The vast majority of cases brought across the nation involve plaintiffs with either visual or hearing impairments.
Given that the web is increasingly used by both public and private entities—sometimes solely—for everything from applying for a job to signing up for classes or a community activity, having a website that denies access severely limits what people with disabilities are able to do, plaintiffs argue.
Since the ADA has been in effect since 1990, and the Rehabilitation Act a good 17 years before that, the question is, why are these lawsuits picking up now?
"You usually see a wave of litigation where there's a new law, but that's not the case here," said Steven E. Helland, a partner with Minneapolis-based Fredrikson & Byron, P.A. who defends clients undergoing disability litigation relating to websites.
The reason is this: For years, many potential plaintiffs were waiting for the U.S. Department of Justice to issue their interpretation of the ADA about to websites. That never happened.
And after the DOJ once again extended its deadline in 2015, "it felt like that clarification was never going to come," Helland said. A wave of lawsuits hit the federal court system that year and the next.
Others point to the way websites have developed. In many cases, as websites have become more sophisticated, access to them has actually worsened.
"Websites back in the day were incredibly simple: They looked like posters. The functionality was very simple," said Michele Landis, co-founder of Minneapolis-based Accessible360, a consulting group that audits websites, many of which are the subject of disability litigation. "But as the Internet took off, accessible design dropped off."
Having a website that conforms with programs used by the deaf or blind is a baseline, but the structure of sites—whether pages are intuitive; whether links or downloads are reachable by everyone—also counts in court. Courts often have used a set of guidelines put out by a trade group, called the Web Content Accessibility Guidelines, as a touchstone.
And so far, courts typically have sided with plaintiffs bringing website-related disability cases.
"Almost always without exception. I can count very, very few (where they didn't)," said Landis. "Every other first-world country has this as national law."
A 2017 study by the Information Technology and Innovation Foundation—a nonprofit Washington, D.C., think tank—concluded that 85 percent of government sites are not ADA accessible.
But historically, most of the suits have targeted private businesses. In a landmark 2008 case, for example, Target Corp. was sued by the National Federation for the Blind over its website, and settled for $6 million.
"Even developers at some of the biggest agencies, very sophisticated web developers, they don't know anything about digital accessibility either. It's a myth that anyone out there has been developing with accessibility in mind for the vast majority of years," Landis said.

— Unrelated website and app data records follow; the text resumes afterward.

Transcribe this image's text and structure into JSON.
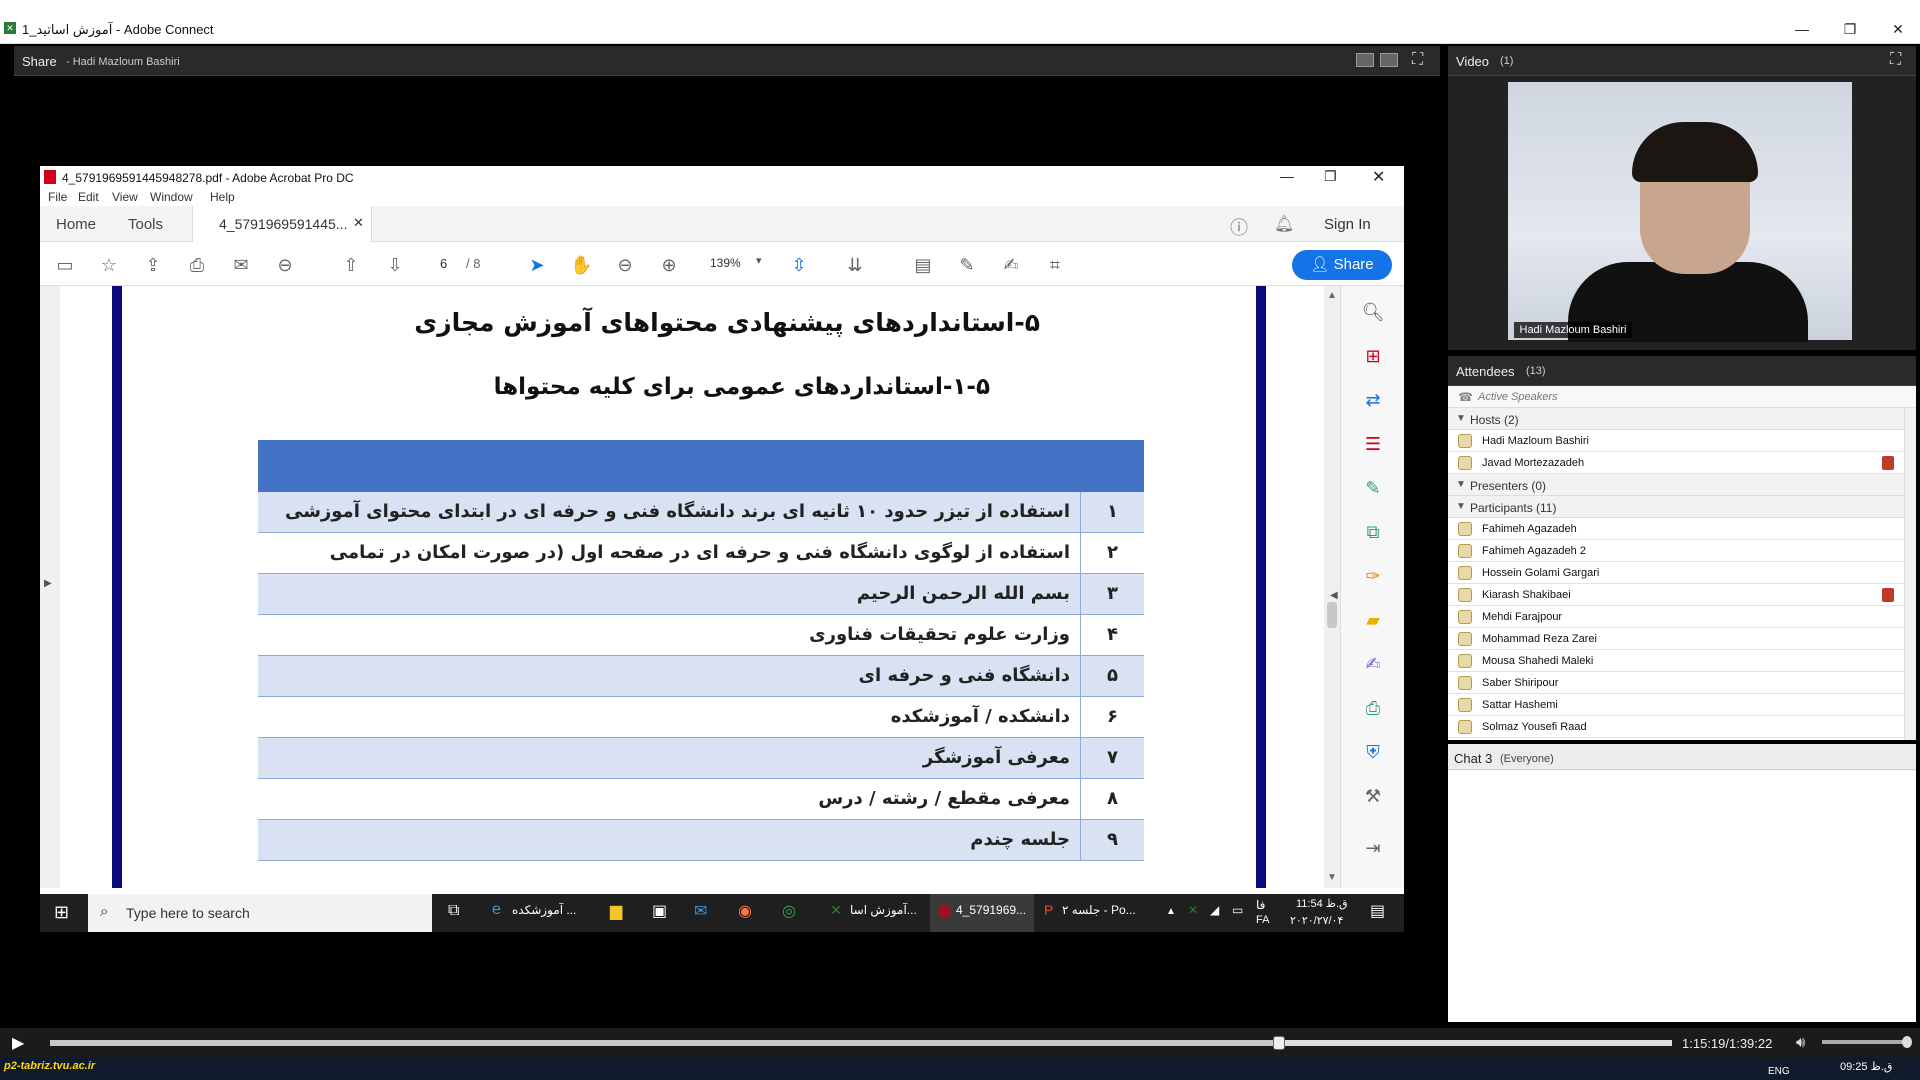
{
  "window": {
    "title": "آموزش اساتید_1 - Adobe Connect",
    "minimize": "—",
    "restore": "❐",
    "close": "✕"
  },
  "share_pod": {
    "title": "Share",
    "presenter": "- Hadi Mazloum Bashiri"
  },
  "acrobat": {
    "title": "4_5791969591445948278.pdf - Adobe Acrobat Pro DC",
    "menu": [
      "File",
      "Edit",
      "View",
      "Window",
      "Help"
    ],
    "tabs": {
      "home": "Home",
      "tools": "Tools",
      "doc": "4_5791969591445...",
      "sign_in": "Sign In"
    },
    "page_current": "6",
    "page_total": "/ 8",
    "zoom": "139%",
    "share_label": "Share"
  },
  "pdf": {
    "heading1": "۵-استانداردهای پیشنهادی محتواهای آموزش مجازی",
    "heading2": "۱-۵-استانداردهای عمومی برای کلیه محتواها",
    "rows": [
      {
        "num": "۱",
        "text": "استفاده از تیزر حدود ۱۰ ثانیه ای برند دانشگاه فنی و حرفه ای در ابتدای محتوای آموزشی"
      },
      {
        "num": "۲",
        "text": "استفاده از لوگوی دانشگاه فنی و حرفه ای در صفحه اول (در صورت امکان در تمامی صفحات)"
      },
      {
        "num": "۳",
        "text": "بسم الله الرحمن الرحیم"
      },
      {
        "num": "۴",
        "text": "وزارت علوم تحقیقات فناوری"
      },
      {
        "num": "۵",
        "text": "دانشگاه فنی و حرفه ای"
      },
      {
        "num": "۶",
        "text": "دانشکده / آموزشکده"
      },
      {
        "num": "۷",
        "text": "معرفی آموزشگر"
      },
      {
        "num": "۸",
        "text": "معرفی مقطع / رشته / درس"
      },
      {
        "num": "۹",
        "text": "جلسه چندم"
      }
    ]
  },
  "inner_taskbar": {
    "search_placeholder": "Type here to search",
    "items": [
      "آموزشکده ...",
      "آموزش اسا...",
      "4_5791969...",
      "جلسه ۲ - Po..."
    ],
    "time": "11:54 ق.ظ",
    "date": "۲۰۲۰/۲۷/۰۴",
    "lang": "FA",
    "lang2": "فا"
  },
  "video_pod": {
    "title": "Video",
    "count": "(1)",
    "name": "Hadi Mazloum Bashiri"
  },
  "attendees": {
    "title": "Attendees",
    "count": "(13)",
    "active_speakers": "Active Speakers",
    "hosts_label": "Hosts (2)",
    "hosts": [
      "Hadi Mazloum Bashiri",
      "Javad Mortezazadeh"
    ],
    "presenters_label": "Presenters (0)",
    "participants_label": "Participants (11)",
    "participants": [
      "Fahimeh Agazadeh",
      "Fahimeh Agazadeh 2",
      "Hossein Golami Gargari",
      "Kiarash Shakibaei",
      "Mehdi Farajpour",
      "Mohammad Reza Zarei",
      "Mousa Shahedi Maleki",
      "Saber Shiripour",
      "Sattar Hashemi",
      "Solmaz Yousefi Raad"
    ]
  },
  "chat_pod": {
    "title": "Chat 3",
    "scope": "(Everyone)"
  },
  "playback": {
    "time": "1:15:19/1:39:22",
    "progress": 0.758
  },
  "desktop_taskbar": {
    "url": "p2-tabriz.tvu.ac.ir",
    "lang": "ENG",
    "clock": "09:25 ق.ظ"
  },
  "colors": {
    "table_header": "#4472c4",
    "table_alt": "#d9e2f3",
    "page_border": "#0a0a7a",
    "share_button": "#1473e6"
  }
}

McCourt's case is atypical: he has autism, rather than a visual or hearing impairment.
"I have a lot of have muscle issues. When I use my computer, a lot of times I cannot use my mouse," McCourt said.
His suit claims that the governmental websites had links that couldn't be reached with a keyboard.
But also, McCourt said the organization of the site was unintuitive enough to be unusable for him. When searching for the county's public records policy, he could not find it.
"I had to find it by Google. I could not find it by navigating the website. ... I would say I like structure, and I find it more irritating than others. I get really irritated and really bent out of shape when I cannot access it," McCourt said.
Landis said that for private or small businesses worried about such lawsuits, the cost of fixing a site is "way less" than getting sued, and building one that conforms to court-recognized guidelines "shouldn't cost incrementally any more to build it correctly. The cost is going back and rebuilding it."
But she added that future-oriented businesses should want to build an accessible site anyway.
"Everything is digital, and we are all aging. It's not just for those that are currently disabled; it's for all of us as we age," Landis said.